+++ INPUT FOR THIS TASK

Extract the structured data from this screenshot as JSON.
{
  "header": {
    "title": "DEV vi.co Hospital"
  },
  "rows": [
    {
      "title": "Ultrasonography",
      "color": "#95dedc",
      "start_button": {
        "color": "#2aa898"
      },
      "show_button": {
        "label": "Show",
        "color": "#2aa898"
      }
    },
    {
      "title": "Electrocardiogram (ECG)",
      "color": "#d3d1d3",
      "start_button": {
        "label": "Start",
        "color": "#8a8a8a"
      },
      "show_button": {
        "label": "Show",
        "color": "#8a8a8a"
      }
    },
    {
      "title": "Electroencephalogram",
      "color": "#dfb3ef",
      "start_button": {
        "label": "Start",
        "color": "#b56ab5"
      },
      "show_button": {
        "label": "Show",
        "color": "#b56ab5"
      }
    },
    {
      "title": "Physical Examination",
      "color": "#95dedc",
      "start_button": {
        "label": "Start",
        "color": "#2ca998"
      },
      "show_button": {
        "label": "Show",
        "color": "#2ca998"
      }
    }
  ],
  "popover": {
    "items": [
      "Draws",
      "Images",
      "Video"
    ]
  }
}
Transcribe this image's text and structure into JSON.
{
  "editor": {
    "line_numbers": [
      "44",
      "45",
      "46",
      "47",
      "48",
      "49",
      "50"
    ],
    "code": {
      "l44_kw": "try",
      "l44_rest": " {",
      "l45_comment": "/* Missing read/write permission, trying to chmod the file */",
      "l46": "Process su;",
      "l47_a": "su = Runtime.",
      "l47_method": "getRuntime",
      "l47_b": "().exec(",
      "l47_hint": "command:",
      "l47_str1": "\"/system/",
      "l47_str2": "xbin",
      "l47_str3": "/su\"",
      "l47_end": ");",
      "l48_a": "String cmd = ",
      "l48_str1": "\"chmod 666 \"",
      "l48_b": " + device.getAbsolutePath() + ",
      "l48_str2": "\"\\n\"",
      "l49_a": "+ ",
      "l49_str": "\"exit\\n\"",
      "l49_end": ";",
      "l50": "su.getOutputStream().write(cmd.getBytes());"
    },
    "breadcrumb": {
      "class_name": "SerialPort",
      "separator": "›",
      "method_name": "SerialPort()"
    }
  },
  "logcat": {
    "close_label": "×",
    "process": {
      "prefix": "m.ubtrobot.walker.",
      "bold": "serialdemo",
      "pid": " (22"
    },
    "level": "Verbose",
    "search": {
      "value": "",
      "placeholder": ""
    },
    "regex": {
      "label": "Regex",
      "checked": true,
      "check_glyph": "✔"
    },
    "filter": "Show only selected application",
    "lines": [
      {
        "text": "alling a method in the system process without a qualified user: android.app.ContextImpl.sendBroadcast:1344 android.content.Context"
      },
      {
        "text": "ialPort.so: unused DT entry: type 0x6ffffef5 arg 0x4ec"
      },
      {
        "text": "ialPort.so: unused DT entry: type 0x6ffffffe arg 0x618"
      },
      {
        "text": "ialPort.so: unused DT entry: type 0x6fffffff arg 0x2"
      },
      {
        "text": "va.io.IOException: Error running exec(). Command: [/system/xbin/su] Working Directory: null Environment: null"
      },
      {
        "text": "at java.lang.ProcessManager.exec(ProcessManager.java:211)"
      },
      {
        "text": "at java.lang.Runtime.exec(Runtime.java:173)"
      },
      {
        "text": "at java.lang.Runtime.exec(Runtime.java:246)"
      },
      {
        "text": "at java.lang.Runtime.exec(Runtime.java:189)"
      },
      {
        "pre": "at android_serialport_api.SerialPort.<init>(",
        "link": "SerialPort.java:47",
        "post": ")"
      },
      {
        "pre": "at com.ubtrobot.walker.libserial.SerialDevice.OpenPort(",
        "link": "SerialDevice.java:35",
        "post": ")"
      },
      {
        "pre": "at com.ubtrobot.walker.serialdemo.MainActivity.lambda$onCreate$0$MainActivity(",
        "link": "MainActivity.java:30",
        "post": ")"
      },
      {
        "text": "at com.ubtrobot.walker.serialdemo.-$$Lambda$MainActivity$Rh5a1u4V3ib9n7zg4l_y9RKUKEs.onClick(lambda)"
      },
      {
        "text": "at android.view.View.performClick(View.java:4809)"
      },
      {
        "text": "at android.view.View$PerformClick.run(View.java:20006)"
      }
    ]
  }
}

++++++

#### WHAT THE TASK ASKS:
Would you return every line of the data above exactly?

#### ANSWER SPACE:
Extract the structured data from this screenshot as JSON.
{
  "header": {
    "title": "DEV vi.co Hospital"
  },
  "rows": [
    {
      "title": "Ultrasonography",
      "color": "#95dedc",
      "start_button": {
        "color": "#2aa898"
      },
      "show_button": {
        "label": "Show",
        "color": "#2aa898"
      }
    },
    {
      "title": "Electrocardiogram (ECG)",
      "color": "#d3d1d3",
      "start_button": {
        "label": "Start",
        "color": "#8a8a8a"
      },
      "show_button": {
        "label": "Show",
        "color": "#8a8a8a"
      }
    },
    {
      "title": "Electroencephalogram",
      "color": "#dfb3ef",
      "start_button": {
        "label": "Start",
        "color": "#b56ab5"
      },
      "show_button": {
        "label": "Show",
        "color": "#b56ab5"
      }
    },
    {
      "title": "Physical Examination",
      "color": "#95dedc",
      "start_button": {
        "label": "Start",
        "color": "#2ca998"
      },
      "show_button": {
        "label": "Show",
        "color": "#2ca998"
      }
    }
  ],
  "popover": {
    "items": [
      "Draws",
      "Images",
      "Video"
    ]
  }
}
Transcribe this image's text and structure into JSON.
{
  "editor": {
    "line_numbers": [
      "44",
      "45",
      "46",
      "47",
      "48",
      "49",
      "50"
    ],
    "code": {
      "l44_kw": "try",
      "l44_rest": " {",
      "l45_comment": "/* Missing read/write permission, trying to chmod the file */",
      "l46": "Process su;",
      "l47_a": "su = Runtime.",
      "l47_method": "getRuntime",
      "l47_b": "().exec(",
      "l47_hint": "command:",
      "l47_str1": "\"/system/",
      "l47_str2": "xbin",
      "l47_str3": "/su\"",
      "l47_end": ");",
      "l48_a": "String cmd = ",
      "l48_str1": "\"chmod 666 \"",
      "l48_b": " + device.getAbsolutePath() + ",
      "l48_str2": "\"\\n\"",
      "l49_a": "+ ",
      "l49_str": "\"exit\\n\"",
      "l49_end": ";",
      "l50": "su.getOutputStream().write(cmd.getBytes());"
    },
    "breadcrumb": {
      "class_name": "SerialPort",
      "separator": "›",
      "method_name": "SerialPort()"
    }
  },
  "logcat": {
    "close_label": "×",
    "process": {
      "prefix": "m.ubtrobot.walker.",
      "bold": "serialdemo",
      "pid": " (22"
    },
    "level": "Verbose",
    "search": {
      "value": "",
      "placeholder": ""
    },
    "regex": {
      "label": "Regex",
      "checked": true,
      "check_glyph": "✔"
    },
    "filter": "Show only selected application",
    "lines": [
      {
        "text": "alling a method in the system process without a qualified user: android.app.ContextImpl.sendBroadcast:1344 android.content.Context"
      },
      {
        "text": "ialPort.so: unused DT entry: type 0x6ffffef5 arg 0x4ec"
      },
      {
        "text": "ialPort.so: unused DT entry: type 0x6ffffffe arg 0x618"
      },
      {
        "text": "ialPort.so: unused DT entry: type 0x6fffffff arg 0x2"
      },
      {
        "text": "va.io.IOException: Error running exec(). Command: [/system/xbin/su] Working Directory: null Environment: null"
      },
      {
        "text": "at java.lang.ProcessManager.exec(ProcessManager.java:211)"
      },
      {
        "text": "at java.lang.Runtime.exec(Runtime.java:173)"
      },
      {
        "text": "at java.lang.Runtime.exec(Runtime.java:246)"
      },
      {
        "text": "at java.lang.Runtime.exec(Runtime.java:189)"
      },
      {
        "pre": "at android_serialport_api.SerialPort.<init>(",
        "link": "SerialPort.java:47",
        "post": ")"
      },
      {
        "pre": "at com.ubtrobot.walker.libserial.SerialDevice.OpenPort(",
        "link": "SerialDevice.java:35",
        "post": ")"
      },
      {
        "pre": "at com.ubtrobot.walker.serialdemo.MainActivity.lambda$onCreate$0$MainActivity(",
        "link": "MainActivity.java:30",
        "post": ")"
      },
      {
        "text": "at com.ubtrobot.walker.serialdemo.-$$Lambda$MainActivity$Rh5a1u4V3ib9n7zg4l_y9RKUKEs.onClick(lambda)"
      },
      {
        "text": "at android.view.View.performClick(View.java:4809)"
      },
      {
        "text": "at android.view.View$PerformClick.run(View.java:20006)"
      }
    ]
  }
}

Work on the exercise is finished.